When Seattle does it right, it really does it right. While those of us who call the Northwest home have always known it, its days like this past weekend that fuel our fires and make all those other “Seattle” days worth it. It takes a certain type of person to be a Seattleite; it takes an even crazier type of person to be a NW sailor. Thank god for that!

This past Saturday a more picture perfect scene couldn’t have been staged. The storm front had finally gone on its way, leaving dramatic skies and gracing us with enough sun to earn rosy cheeks. Lake Union was oddly quite as the festivities of Opening Day and the 26th Annual Windermere Cup (silly people in long boats push these awkwardly long sticks to move) took over the Montlake Cut and Lake Washington. The Space Needle, painted “Galaxy Gold” (really, it’s orange) for the 50th anniversary of the World’s Fair, dominated the background, lest you forget what city you were in. On the water, dictated by persnickety winds, were 14 Flying Juniors and 14 Vanguard 15s manned by NW high school sailors. This weekend’s regatta set the sailors racing for their chance to compete at the ISSA High School Championship, the Mallory Trophy, to be held at the same venue on Lake Union next weekend, May 12-13th.

In the middle of it all on the bow of the RC’s whaler was PRO Brendan Fahey thoughtfully speaking into a VHF. Fahey is a prime example of a NW sailing veteran. He competed for North Kitsap High School, the University of Washington, and has logged many hours in the NW’s various sailing venues from the Sound to the lakes to the Gorge.

The conditions couldn’t have made Fahey work harder for that accomplishment. With a great team of on-the-water volunteers, all of which competed either at the high school or collegiate level in the NW, the RC managed a fair course with breeze that oscillated from Southwest to west and back again. The greatly anticipated Northerly, a favorite on the lake, didn’t show itself until Sunday and even then it flirted with the westerly. In addition to the shifts, the breeze on Saturday came and went, sometimes only managing to be an elongated puff. The crew on shore was equally critical, including parents and coaches who solidly came together as a community to support the high school sailors.

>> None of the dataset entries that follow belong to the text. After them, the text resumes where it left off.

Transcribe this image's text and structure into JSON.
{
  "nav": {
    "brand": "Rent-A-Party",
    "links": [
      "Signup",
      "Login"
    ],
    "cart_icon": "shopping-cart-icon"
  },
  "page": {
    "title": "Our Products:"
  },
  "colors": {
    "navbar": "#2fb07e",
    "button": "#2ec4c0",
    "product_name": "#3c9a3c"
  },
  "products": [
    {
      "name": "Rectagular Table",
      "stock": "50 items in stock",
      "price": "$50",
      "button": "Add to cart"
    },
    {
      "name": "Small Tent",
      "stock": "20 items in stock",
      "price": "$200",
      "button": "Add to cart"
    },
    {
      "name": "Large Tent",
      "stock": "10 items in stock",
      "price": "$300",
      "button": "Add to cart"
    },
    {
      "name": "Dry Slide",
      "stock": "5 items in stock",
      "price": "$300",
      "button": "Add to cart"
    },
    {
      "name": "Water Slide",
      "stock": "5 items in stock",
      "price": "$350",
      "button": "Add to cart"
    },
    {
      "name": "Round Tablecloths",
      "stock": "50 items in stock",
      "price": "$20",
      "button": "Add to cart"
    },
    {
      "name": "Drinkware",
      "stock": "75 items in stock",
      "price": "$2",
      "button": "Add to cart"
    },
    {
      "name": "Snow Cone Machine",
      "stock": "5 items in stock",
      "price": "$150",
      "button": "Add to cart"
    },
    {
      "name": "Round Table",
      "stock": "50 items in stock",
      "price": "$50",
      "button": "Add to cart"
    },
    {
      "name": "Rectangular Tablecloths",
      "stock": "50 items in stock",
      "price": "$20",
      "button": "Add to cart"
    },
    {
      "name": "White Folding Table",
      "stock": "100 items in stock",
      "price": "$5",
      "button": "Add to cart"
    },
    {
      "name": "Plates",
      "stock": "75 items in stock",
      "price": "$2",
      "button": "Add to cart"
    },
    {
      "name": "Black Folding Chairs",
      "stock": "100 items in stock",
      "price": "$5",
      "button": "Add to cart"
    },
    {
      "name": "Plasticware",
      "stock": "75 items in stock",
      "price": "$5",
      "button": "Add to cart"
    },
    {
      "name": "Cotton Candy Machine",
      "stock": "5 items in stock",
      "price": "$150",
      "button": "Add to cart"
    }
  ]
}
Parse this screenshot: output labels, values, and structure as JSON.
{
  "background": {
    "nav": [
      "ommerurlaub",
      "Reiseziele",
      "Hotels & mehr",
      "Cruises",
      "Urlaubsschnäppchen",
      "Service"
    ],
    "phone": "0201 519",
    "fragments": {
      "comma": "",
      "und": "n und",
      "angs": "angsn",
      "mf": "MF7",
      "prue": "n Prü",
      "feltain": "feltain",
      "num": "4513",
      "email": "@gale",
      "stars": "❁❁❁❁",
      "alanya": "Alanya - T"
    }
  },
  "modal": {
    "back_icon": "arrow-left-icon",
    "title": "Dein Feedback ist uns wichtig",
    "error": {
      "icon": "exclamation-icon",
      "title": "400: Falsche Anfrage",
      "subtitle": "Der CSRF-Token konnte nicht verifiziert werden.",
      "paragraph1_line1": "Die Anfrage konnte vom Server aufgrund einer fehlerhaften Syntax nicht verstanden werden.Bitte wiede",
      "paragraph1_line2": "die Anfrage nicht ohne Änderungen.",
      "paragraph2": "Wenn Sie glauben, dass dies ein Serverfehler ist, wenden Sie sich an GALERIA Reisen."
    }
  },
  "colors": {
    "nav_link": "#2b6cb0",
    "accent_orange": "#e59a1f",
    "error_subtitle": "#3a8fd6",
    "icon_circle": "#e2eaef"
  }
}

Not to be forgotten, the competitors were indeed the key ingredient. Racing ran from approximately 11:00 AM to 7:00 PM on Saturday and again on Sunday until just before 3:00 PM. With A division sailing V-15s and B division sailing FJs and both fleets on the water, it was a long weekend for the sailors but their focus and enthusiasm never waivered. Congratulations to North Kitsap High School for qualifying for the Mallory Trophy! Racing was exceptionally close and Saturday’s results can be found here.

It is always encouraging to see positive attitudes both on and off the water. This weekend, it was inspiring to watch the NWISA teams sail with integrity, passion, and skill. As much as the sailors buoyed hopes for the future of NW sailing, the presence of many notable figures in the NW sailing community set a high standard for the commitment and investment alumni and supporters should continue to give youth sailing.

Role models include: Scott Boye, Alex Jones, Burke Thomas, Michelle Stitzer, Sugar Flanagan, Kyle Eaton, Scott and Mallory Wilson, and Steve Trunkey to name but a few. A huge thanks to the Center for Wooden Boats, Sail Sand Point, Sail Orcas, Bellingham Bay Yacht Club, and Seattle Yacht Club for their support as well.

Cinco de Mayo, the Kentucky Derby, the super moon, Opening Day, and NWISA Doublehanded District Championships: a damn good weekend! – Anarchist Karen.

Title inspiration from cranky Lou Reed.